It is natural to be surprised at the relationship between contract law and the morality of promises and agreements. This chapter distinguishes two ways of conceiving this relationship. First, the moral obligations of the parties, based on agreements, could be taken into account in the explanation of contract law, taking into account its functions or justifications. Contract law could be used to enforce the performance obligations of the parties in the first order, to enforce second-order remediation obligations, to support the culture of drafting and preservation of contracts in general, or at least not to interfere with that culture or the ability of individuals to act morally. Second, the treaty can be interpreted as a legal analogy to promises. Both the treaty and the promises allow people to make new commitments to each other if they wish. Each is a kind of normative power, one legal, the other moral. The chapter concludes with the argument that these two ideas on contract law are not mutually exclusive. Contract law obliges the parties to exchange agreements, a legal obligation to perform for reasons beyond the parties` eventual contractual intent, and gives them the power to assume that legal obligation if they provide for it. The person making the statement is the promise. The person to whom the statement is made is referred to as a promise. 1) n.

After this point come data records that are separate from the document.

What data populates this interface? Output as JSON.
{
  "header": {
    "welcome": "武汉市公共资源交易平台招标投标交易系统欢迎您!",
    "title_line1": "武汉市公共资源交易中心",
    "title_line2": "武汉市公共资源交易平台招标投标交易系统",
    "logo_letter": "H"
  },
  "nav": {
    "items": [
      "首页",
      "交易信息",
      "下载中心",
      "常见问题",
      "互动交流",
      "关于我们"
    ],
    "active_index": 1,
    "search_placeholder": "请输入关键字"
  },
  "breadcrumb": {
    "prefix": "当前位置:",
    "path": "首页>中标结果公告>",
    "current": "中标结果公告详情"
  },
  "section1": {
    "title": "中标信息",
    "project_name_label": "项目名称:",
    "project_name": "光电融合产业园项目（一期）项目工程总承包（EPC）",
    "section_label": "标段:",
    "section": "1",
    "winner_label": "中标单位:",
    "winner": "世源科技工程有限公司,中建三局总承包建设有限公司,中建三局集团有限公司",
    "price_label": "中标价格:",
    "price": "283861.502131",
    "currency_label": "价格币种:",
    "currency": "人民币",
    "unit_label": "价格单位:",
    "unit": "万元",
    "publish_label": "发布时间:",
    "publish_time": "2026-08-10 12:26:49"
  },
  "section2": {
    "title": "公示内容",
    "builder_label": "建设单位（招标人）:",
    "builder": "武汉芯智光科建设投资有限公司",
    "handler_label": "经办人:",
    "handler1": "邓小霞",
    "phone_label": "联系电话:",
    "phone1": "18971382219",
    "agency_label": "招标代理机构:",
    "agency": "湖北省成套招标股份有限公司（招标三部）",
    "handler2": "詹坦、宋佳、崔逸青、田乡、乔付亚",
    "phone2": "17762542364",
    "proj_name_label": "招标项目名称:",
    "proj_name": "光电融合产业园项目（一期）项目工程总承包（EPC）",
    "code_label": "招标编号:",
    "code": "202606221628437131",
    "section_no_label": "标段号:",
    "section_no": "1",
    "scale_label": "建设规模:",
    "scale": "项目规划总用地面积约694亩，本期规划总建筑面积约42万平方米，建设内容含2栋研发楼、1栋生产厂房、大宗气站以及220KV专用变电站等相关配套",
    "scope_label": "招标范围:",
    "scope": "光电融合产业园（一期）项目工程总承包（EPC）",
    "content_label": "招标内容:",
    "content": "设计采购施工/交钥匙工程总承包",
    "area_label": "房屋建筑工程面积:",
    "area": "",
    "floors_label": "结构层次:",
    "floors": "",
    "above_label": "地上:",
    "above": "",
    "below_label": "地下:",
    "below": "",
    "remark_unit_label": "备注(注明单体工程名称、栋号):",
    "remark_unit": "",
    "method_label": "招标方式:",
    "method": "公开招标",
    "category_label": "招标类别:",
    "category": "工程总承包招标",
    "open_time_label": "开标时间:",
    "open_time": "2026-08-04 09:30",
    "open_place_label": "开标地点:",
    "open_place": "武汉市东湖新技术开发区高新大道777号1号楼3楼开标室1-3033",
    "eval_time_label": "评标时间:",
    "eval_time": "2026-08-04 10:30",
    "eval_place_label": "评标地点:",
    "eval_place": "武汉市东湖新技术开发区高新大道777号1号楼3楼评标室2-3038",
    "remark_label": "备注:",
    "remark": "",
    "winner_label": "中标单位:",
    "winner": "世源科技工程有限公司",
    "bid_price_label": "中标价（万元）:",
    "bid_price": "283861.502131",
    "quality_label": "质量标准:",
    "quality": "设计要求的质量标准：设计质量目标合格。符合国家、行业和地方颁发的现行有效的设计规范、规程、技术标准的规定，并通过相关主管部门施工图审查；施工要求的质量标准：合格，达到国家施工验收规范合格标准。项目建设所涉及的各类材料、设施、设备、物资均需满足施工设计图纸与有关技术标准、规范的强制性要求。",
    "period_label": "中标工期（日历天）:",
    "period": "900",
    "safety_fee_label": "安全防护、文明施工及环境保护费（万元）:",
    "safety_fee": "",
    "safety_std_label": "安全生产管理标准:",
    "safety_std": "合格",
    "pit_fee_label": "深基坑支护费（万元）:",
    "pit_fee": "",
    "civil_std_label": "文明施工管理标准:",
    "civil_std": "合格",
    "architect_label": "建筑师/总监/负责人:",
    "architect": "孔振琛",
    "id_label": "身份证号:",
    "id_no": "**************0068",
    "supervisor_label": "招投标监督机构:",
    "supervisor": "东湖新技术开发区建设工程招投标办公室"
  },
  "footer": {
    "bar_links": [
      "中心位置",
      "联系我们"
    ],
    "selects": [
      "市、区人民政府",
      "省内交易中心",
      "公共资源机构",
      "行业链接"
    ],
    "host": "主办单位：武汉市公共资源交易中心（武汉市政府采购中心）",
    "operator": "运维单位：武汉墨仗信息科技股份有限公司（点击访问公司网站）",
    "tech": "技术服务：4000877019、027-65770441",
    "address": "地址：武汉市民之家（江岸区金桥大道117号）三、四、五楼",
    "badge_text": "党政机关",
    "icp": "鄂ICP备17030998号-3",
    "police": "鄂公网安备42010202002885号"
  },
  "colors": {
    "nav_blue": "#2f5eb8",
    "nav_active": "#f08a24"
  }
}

a firm agreement to perform an act, to refrain from acting, or to make a payment or delivery. In contract law, when the parties exchange promises, any promise is “reflection” (a valuable point) for the other promise. Failure to execute a promise of contract is an offence for which the other party may sue for damages and/or interest. 2) to act against a firm agreement, to refrain from acting, or to make a payment or delivery. (See: Contract, consideration) PROMISE, contr. A commitment by which the promisor engages in another to pay or do something to the benefit of the latter. 2. When a promise is reduced to the form of an agreement written under the seal, it is called an alliance. 3. To be binding on the promise, the commitment must be given with sufficient reflection – but if it is done without consideration, it can be scrupulously binding, it is not legally obligatory since it is nudum pactum.
I`m Rutherf. Inst. 85; 18 eng.C. L. Rep. 180, note a; Merl. Rep. h.t. 4. When a promise is made, everything that is said at the time must be taken into account; Thus, if a man promises to pay all that he owes, accompanied by a denial that he owes anything, no act will lie to impose such a promise.
15 Wend. 187. 5. And if the promise is conditioned, the condition must be fulfilled before it becomes binding. 7 John. 36. State of the void. Promises are explicit or implicit. Empty Undertaking, and 5 East, 17 2 Leon.
224, 5; 4 B. – A. 595. In contracts, it is essential to commit to a binding legal agreement and is given for remuneration, which encourages making a promise. A promise is illusory if the promisor does not attach itself to anything and therefore brings no consideration to a valid contract. An implied promise is an implied promise that can be inferred from the promisor`s expressions or actions. A promise implied by law may arise if no explicit statement is made, but the party, in equity and justice, is in a legal obligation, as if it had actually made a promise. In the law of commercial paper, a company to pay. There must be more than recognition of a commitment. Coming soon in Research Handbook on Private Law Theories (Hanoch Dagan – Benjamin Zipursky, Eds., 2020).